• [Excerpted records]
=== Section Start ===

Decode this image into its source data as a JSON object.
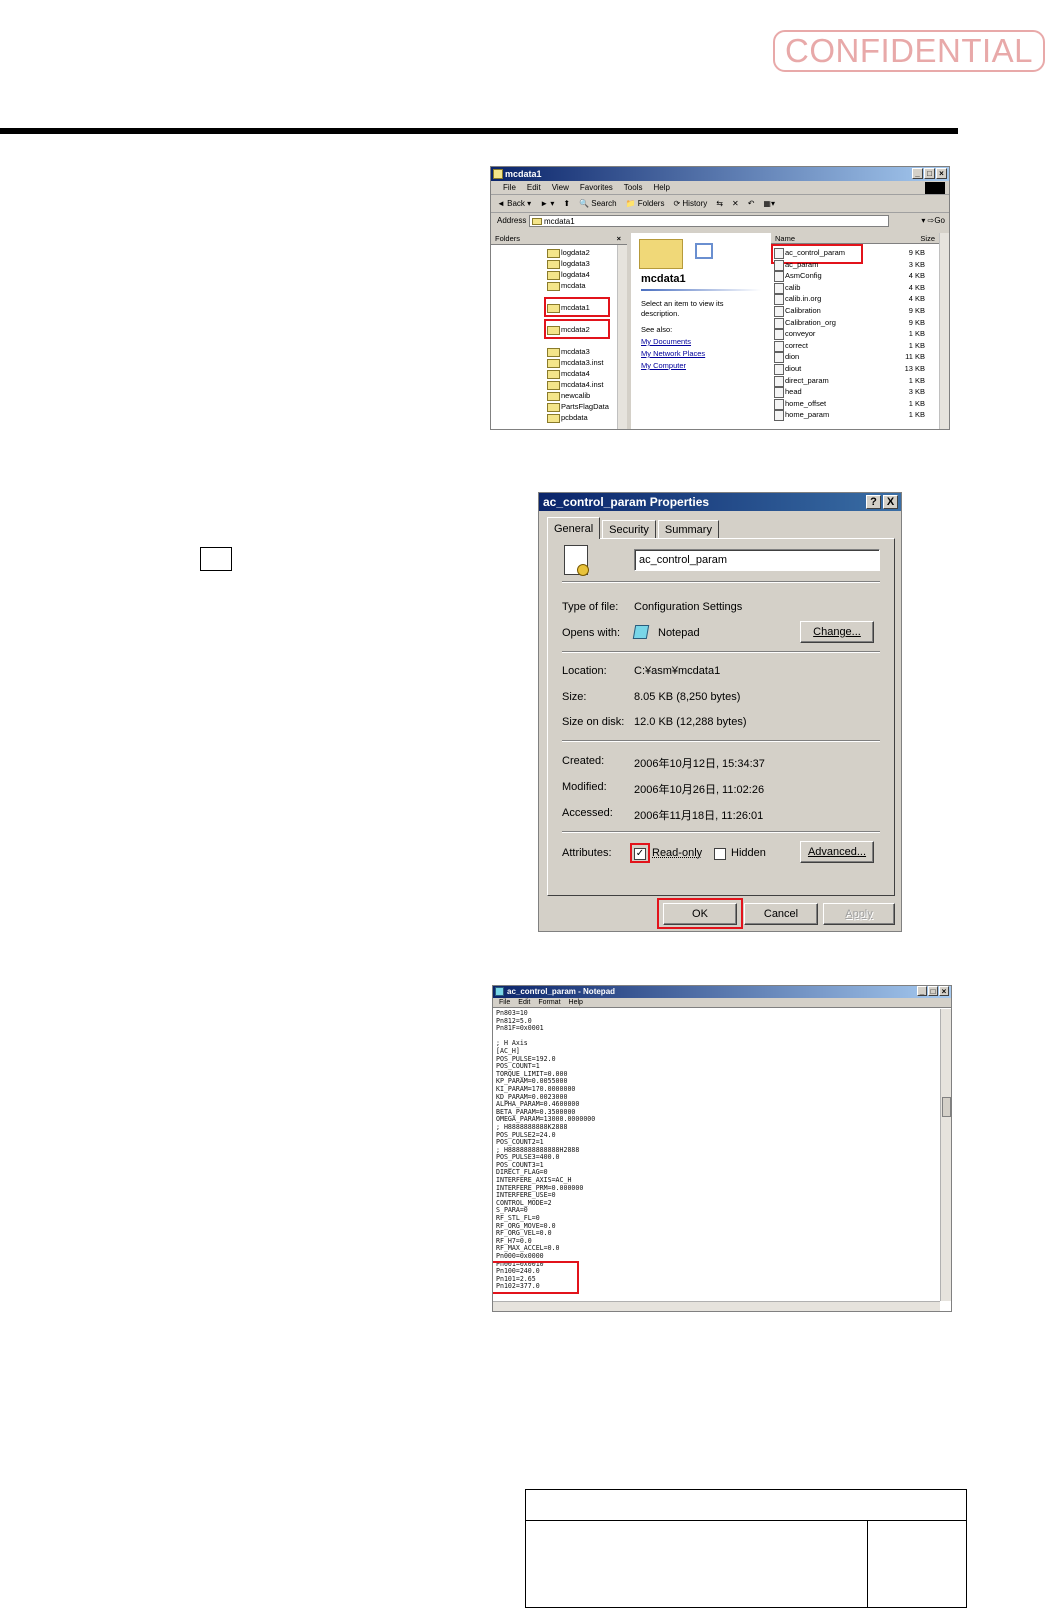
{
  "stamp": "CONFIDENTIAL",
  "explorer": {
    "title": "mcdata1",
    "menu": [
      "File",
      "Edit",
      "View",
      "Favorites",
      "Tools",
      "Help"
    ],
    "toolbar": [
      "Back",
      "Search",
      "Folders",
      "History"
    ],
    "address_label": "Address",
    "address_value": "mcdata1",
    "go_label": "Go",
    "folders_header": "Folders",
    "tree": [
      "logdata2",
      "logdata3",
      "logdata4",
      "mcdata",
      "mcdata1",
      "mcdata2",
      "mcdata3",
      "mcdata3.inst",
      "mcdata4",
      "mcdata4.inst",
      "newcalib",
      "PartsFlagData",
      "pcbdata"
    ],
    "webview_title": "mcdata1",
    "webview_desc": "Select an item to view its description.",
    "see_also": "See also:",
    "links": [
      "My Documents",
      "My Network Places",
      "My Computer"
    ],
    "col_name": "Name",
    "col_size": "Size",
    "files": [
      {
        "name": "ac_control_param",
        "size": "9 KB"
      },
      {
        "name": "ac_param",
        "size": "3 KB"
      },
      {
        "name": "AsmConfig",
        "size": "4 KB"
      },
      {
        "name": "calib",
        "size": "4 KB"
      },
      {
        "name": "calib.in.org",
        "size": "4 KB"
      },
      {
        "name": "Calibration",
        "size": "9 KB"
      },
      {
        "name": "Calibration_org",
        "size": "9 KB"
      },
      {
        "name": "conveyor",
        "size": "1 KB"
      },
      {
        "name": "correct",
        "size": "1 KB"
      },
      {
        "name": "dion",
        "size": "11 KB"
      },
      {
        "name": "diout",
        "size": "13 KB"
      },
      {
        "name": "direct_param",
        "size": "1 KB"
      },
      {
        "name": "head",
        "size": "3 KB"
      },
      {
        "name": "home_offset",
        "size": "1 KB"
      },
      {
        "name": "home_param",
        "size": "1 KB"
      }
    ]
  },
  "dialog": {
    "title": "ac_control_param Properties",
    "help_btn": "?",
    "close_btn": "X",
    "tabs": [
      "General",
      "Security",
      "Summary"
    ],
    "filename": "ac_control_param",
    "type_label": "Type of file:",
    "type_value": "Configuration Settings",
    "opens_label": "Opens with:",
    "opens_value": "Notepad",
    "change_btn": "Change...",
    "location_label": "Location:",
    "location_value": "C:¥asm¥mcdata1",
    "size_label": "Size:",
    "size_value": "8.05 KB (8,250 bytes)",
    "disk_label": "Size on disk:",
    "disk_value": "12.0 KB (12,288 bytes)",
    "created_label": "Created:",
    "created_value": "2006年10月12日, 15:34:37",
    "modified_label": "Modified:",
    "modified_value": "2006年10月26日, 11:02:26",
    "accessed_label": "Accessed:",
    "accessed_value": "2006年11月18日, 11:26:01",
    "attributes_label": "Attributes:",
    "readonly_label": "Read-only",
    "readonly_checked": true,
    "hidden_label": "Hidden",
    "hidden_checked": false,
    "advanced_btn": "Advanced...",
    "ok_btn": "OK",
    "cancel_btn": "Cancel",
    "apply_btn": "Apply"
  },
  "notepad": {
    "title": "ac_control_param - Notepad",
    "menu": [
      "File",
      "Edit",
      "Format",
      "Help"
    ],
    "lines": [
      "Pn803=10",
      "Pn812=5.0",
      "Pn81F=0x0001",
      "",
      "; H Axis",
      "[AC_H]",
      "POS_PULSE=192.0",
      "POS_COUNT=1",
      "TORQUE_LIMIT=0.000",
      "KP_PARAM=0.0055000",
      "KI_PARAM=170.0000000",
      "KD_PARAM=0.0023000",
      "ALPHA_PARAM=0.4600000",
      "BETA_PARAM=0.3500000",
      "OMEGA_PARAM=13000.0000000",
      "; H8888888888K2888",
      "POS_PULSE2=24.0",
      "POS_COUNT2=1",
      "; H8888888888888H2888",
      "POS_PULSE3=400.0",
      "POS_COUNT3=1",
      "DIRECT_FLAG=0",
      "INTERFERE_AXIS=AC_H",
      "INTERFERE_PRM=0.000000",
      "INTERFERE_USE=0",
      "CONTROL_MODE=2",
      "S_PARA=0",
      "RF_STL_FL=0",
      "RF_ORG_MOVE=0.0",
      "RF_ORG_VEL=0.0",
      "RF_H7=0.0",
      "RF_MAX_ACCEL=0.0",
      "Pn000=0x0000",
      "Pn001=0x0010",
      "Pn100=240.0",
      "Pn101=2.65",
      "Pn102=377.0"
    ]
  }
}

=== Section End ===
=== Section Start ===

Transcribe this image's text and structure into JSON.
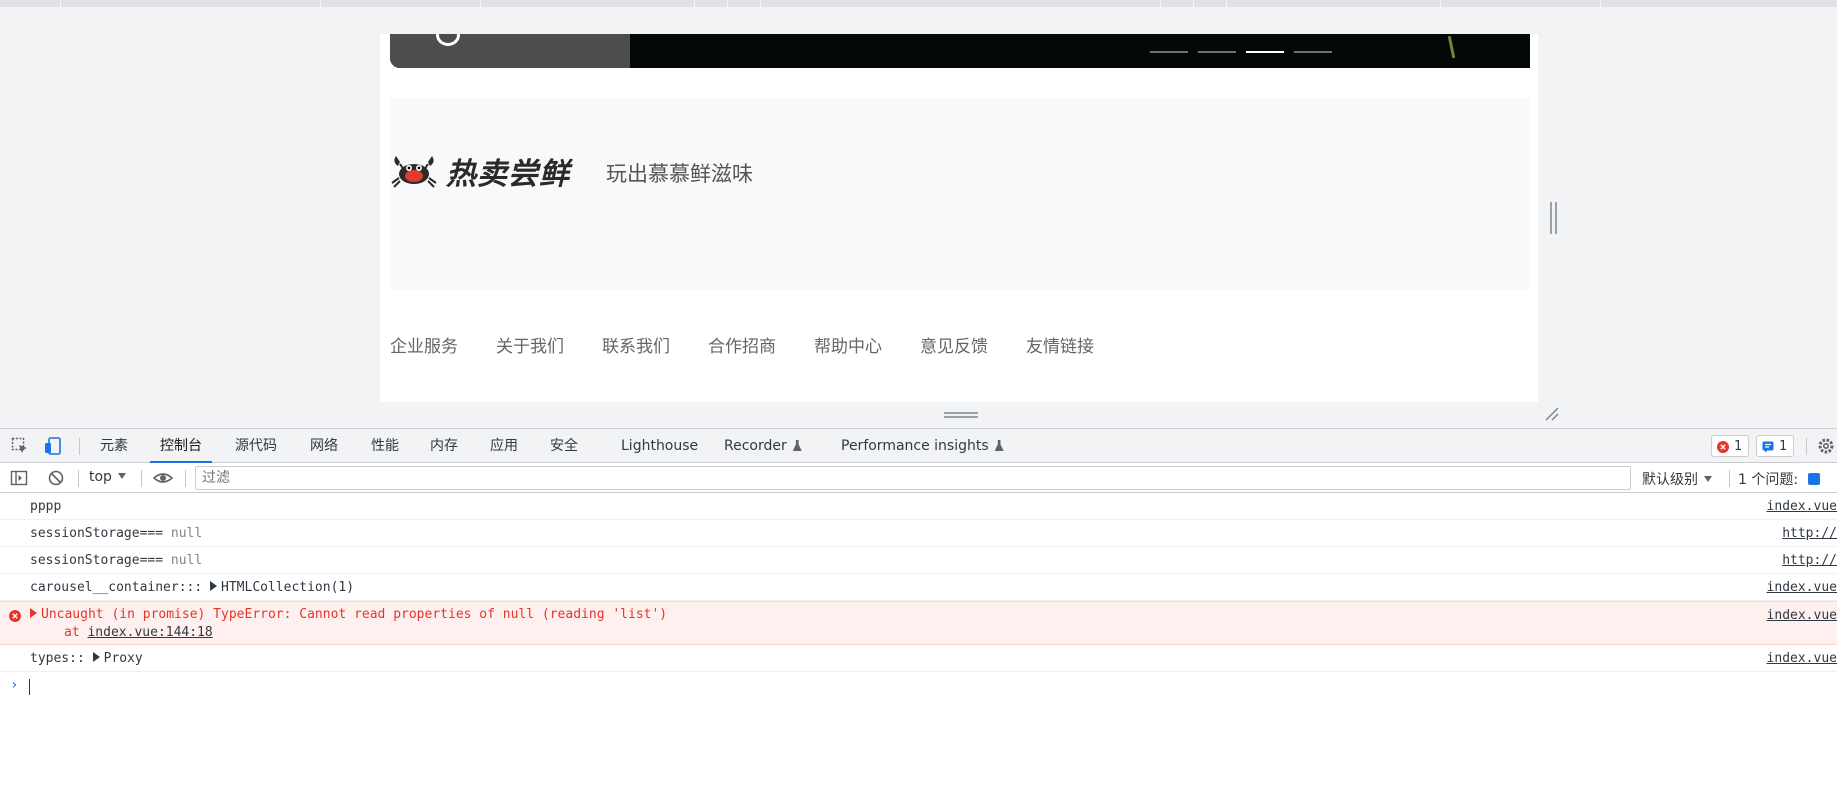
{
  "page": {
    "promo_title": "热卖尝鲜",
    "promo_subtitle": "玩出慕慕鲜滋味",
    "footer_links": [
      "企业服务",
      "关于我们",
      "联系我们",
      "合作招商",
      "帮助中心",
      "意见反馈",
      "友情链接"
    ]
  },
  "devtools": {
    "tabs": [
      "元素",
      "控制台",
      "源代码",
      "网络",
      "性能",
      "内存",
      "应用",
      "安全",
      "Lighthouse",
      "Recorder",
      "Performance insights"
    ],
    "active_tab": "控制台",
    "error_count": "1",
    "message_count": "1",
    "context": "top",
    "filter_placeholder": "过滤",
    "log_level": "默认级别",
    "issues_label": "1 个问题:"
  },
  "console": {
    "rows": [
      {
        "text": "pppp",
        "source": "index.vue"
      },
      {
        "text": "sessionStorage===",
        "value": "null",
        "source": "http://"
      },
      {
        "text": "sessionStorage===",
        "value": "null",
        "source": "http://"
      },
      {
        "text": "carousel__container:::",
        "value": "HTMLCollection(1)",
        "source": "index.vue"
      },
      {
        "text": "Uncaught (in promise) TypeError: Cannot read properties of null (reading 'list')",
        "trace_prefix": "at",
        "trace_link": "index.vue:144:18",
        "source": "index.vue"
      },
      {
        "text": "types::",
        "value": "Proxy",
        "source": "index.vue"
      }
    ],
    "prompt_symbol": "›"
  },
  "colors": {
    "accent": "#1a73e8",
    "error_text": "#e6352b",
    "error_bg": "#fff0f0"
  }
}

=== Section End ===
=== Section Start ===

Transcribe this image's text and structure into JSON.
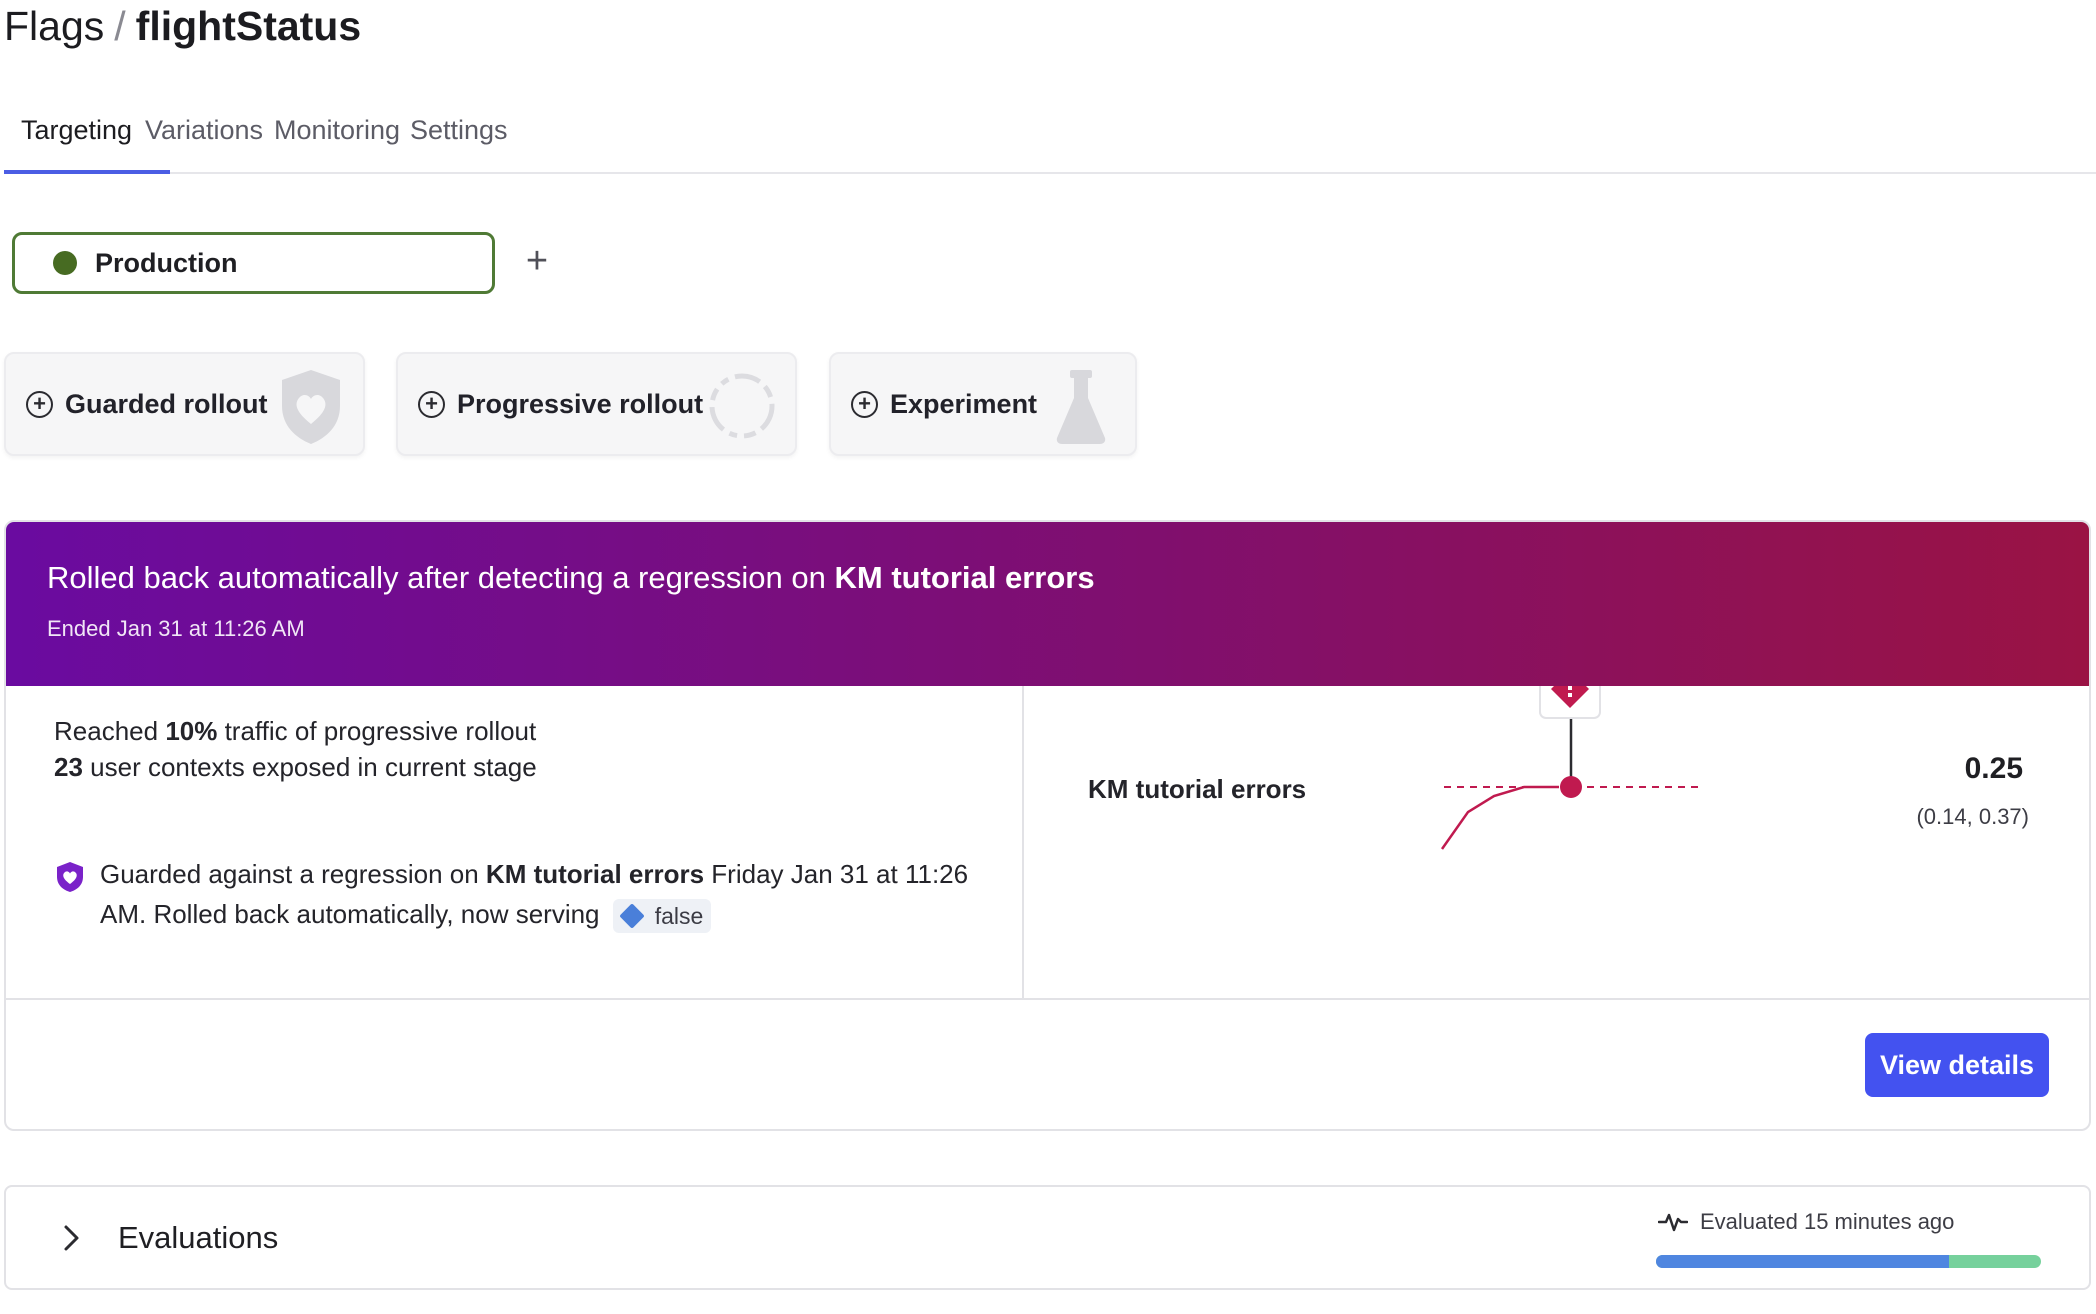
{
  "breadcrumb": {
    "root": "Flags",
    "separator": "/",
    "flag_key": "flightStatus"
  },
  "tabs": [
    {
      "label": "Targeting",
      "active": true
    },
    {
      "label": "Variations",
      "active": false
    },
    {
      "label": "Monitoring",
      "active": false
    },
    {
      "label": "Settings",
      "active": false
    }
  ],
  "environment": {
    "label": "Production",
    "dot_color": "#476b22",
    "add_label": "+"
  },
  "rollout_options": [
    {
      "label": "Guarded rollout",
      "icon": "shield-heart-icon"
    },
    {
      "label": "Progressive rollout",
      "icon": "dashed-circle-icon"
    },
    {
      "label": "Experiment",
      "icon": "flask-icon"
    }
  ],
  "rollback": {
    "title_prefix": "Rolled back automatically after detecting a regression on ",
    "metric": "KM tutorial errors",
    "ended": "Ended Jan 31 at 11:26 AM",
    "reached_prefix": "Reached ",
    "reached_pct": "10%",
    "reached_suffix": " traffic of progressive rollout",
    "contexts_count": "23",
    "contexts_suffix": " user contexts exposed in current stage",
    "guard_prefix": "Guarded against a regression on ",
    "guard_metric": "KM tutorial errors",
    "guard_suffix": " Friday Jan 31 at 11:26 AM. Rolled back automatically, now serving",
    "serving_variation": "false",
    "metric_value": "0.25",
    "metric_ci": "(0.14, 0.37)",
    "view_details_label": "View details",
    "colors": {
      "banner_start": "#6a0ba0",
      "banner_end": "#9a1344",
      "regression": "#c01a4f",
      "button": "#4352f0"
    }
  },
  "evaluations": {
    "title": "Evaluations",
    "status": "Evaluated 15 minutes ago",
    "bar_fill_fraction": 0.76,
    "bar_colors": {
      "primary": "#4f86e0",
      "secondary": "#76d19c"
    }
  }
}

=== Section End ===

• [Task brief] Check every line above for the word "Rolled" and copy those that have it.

• [Response area]
    "title_prefix": "Rolled back automatically after detecting a regression on ",
    "guard_suffix": " Friday Jan 31 at 11:26 AM. Rolled back automatically, now serving",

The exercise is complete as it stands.